No future for expensive single use rockets

Recent analysis of US Air Force budgets show ULA (United Launch Alliance) as charging the US air force $422 million per launch in 2020 versus about $96 million that Spacex is charging the air force.

With reusable rockets Spacex will be able to charge even less. In Elon Musk’s video announcement of the Spacex BFR he indicated that it would be lower cost to launch than the Spacex Falcon 1. This would mean at $7 million the Spacex BFR launch 150 tons would have less than a $50 per pound launch cost.

Space launch insurance companies are no longer charging a premium for launches using reused Spacex rocket stages.

The Spacex BFR still has to be built and is 2-6 years away from begin developed and having commercial flights.

The Falcon Heavy should be launched within 30-60 days. This will lower the price per pound compared to the Falcon 9.

There have been several op-ed articles that assert, Musk seeks a monopoly on the US national security launch market. In addition to saying this allows Musk to fleece taxpayers, some of the more overdone authors assert that it could kill Americans.

Crony Capitalism for Aerojet

US Rep. Mike Rogers, a Republican from Alabama, inserted Section 1615″ to the Defense Authorization Act. Rogers’ language concerns the procurement of new US-made rockets.

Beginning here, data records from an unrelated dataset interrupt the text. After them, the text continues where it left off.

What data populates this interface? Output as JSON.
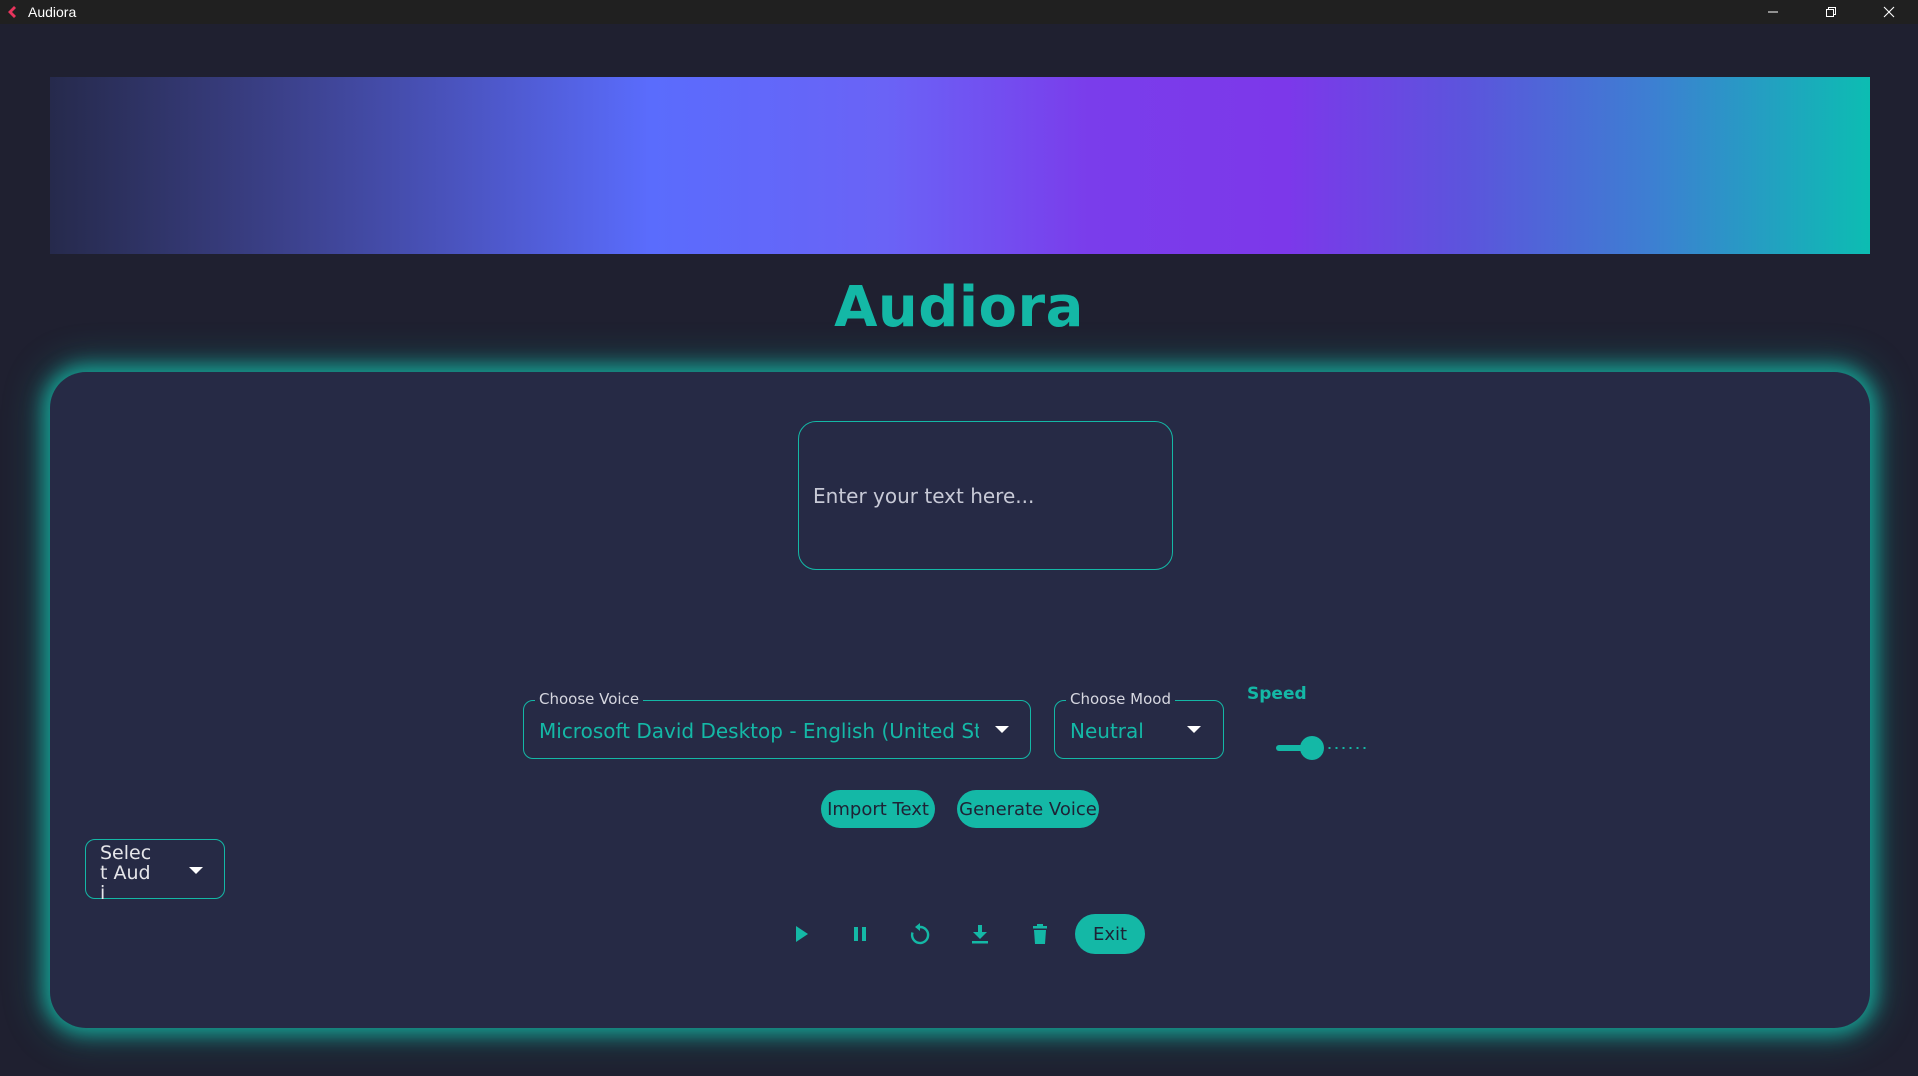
{
  "window": {
    "title": "Audiora",
    "controls": [
      "minimize-icon",
      "restore-icon",
      "close-icon"
    ]
  },
  "app": {
    "title": "Audiora",
    "accent": "#14b8a6"
  },
  "text_input": {
    "placeholder": "Enter your text here..."
  },
  "voice": {
    "label": "Choose Voice",
    "value": "Microsoft David Desktop - English (United Sta"
  },
  "mood": {
    "label": "Choose Mood",
    "value": "Neutral"
  },
  "speed": {
    "label": "Speed",
    "level": 0.25
  },
  "buttons": {
    "import_text": "Import Text",
    "generate_voice": "Generate Voice",
    "exit": "Exit"
  },
  "audio_select": {
    "value": "Select Audi"
  },
  "playback_icons": [
    "play-icon",
    "pause-icon",
    "replay-icon",
    "download-icon",
    "delete-icon"
  ]
}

The US military is required to have assured access to space, and this means two separate launch systems to get its spy and communications satellites into orbit. It currently has three—the Delta and Atlas families of rockets built by United Launch Alliance (ULA) and the Falcon 9 rocket by SpaceX. However, ULA wants to stop building the Delta rockets because they are expensive, and the Atlas fleet uses Russian-made RD-180 rocket engines, which Congress wants to phase out.

Two sources familiar with the legislation told Ars that Rogers added Section 1615 specifically to benefit Aerojet and its AR1 rocket engine.

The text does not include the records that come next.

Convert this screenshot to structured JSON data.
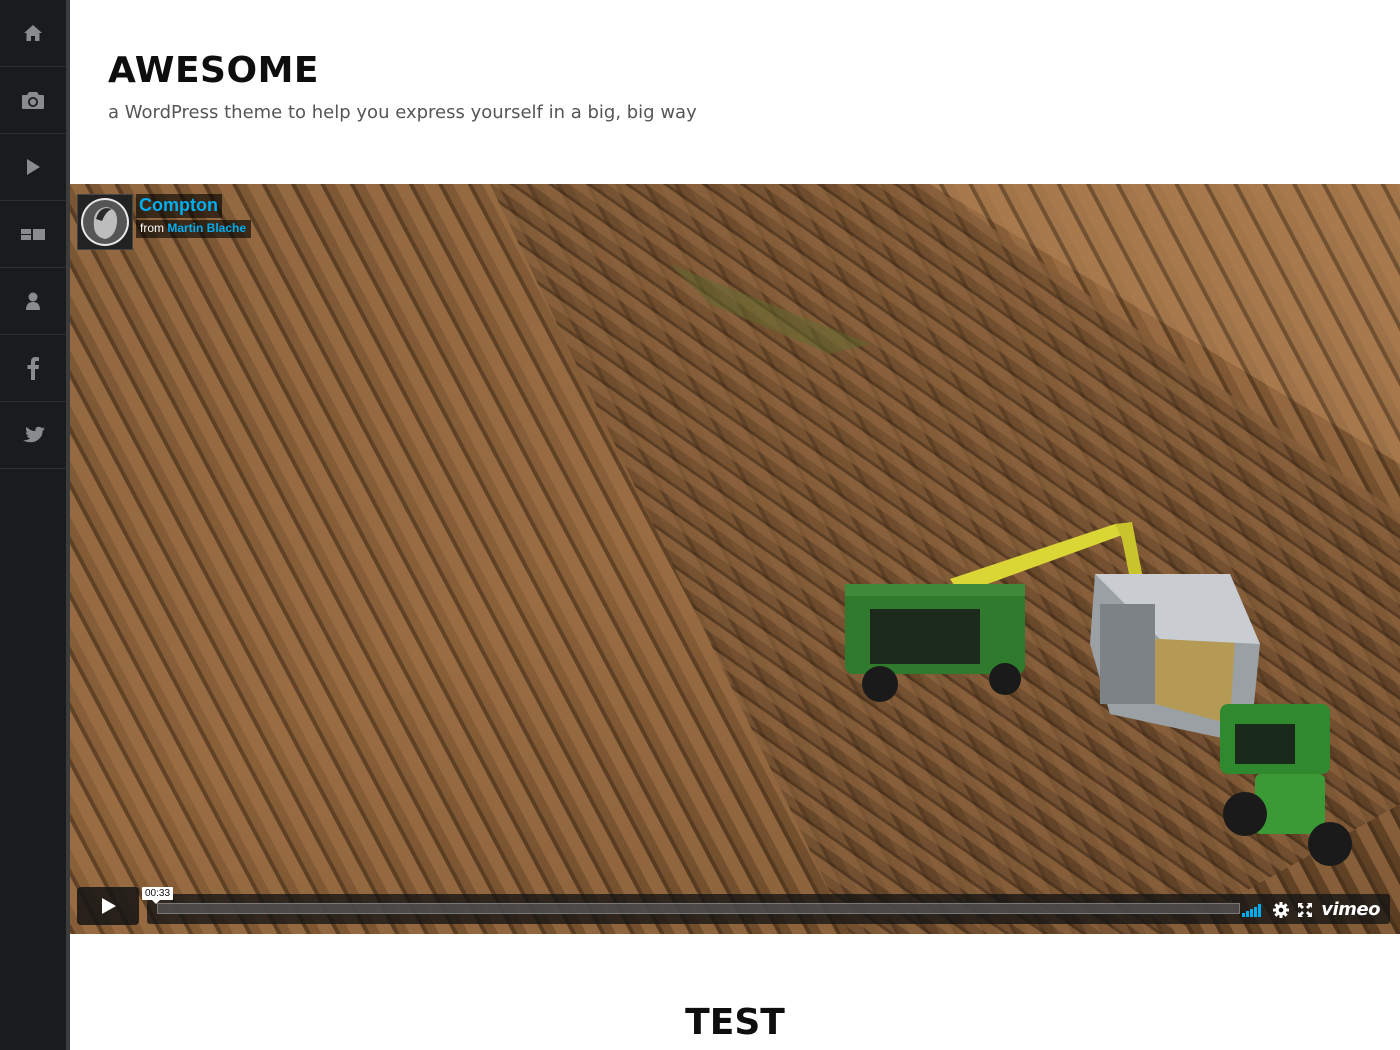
{
  "sidebar": {
    "items": [
      {
        "icon": "home-icon"
      },
      {
        "icon": "camera-icon"
      },
      {
        "icon": "play-icon"
      },
      {
        "icon": "gallery-icon"
      },
      {
        "icon": "user-icon"
      },
      {
        "icon": "facebook-icon"
      },
      {
        "icon": "twitter-icon"
      }
    ]
  },
  "header": {
    "title": "AWESOME",
    "description": "a WordPress theme to help you express yourself in a big, big way"
  },
  "video": {
    "title": "Compton",
    "from_label": "from",
    "author": "Martin Blache",
    "timecode": "00:33",
    "logo": "vimeo",
    "progress": 0.0
  },
  "post": {
    "title": "TEST"
  },
  "colors": {
    "sidebar": "#1a1b1c",
    "accent": "#00adef"
  }
}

“The purpose of the provision is simple,” one Washington DC source said. “Instead of the Department of Defense continuing their open-ended, market-friendly risk reduction investment across several providers to enable Russian-engine-free launch capabilities, Rogers wants DOD to fund Aerojet to build AR1 to be inserted into Atlas V.” In other words, the language benefits Aerojet by favoring its “drop in” engine solution over building a completely new Vulcan rocket.

Aerojet wants to keep about $400-600 million of Air Force money for the development of the AR1 rocket.

Other applications and justifications for different launch systems

Despite the large and increasingly dominant price advantage for Spacex, there will be a second place US rocket launch company. The US military is requiring a second option.

There is are several small rocket companies like Rocket Labs that will be making inexpensive rockets using 3D printing technique. Reusable rockets will become similar to the airplane market. There will be quite a few competitors in the small size market.

Spaceplanes like the Reaction Engines vehicles will be funded and will be used for military applications.

There will be other space vehicle niches that will justify and create the business case for other kinds of vehicles and technologies.

There will be no future for expensive single use rockets.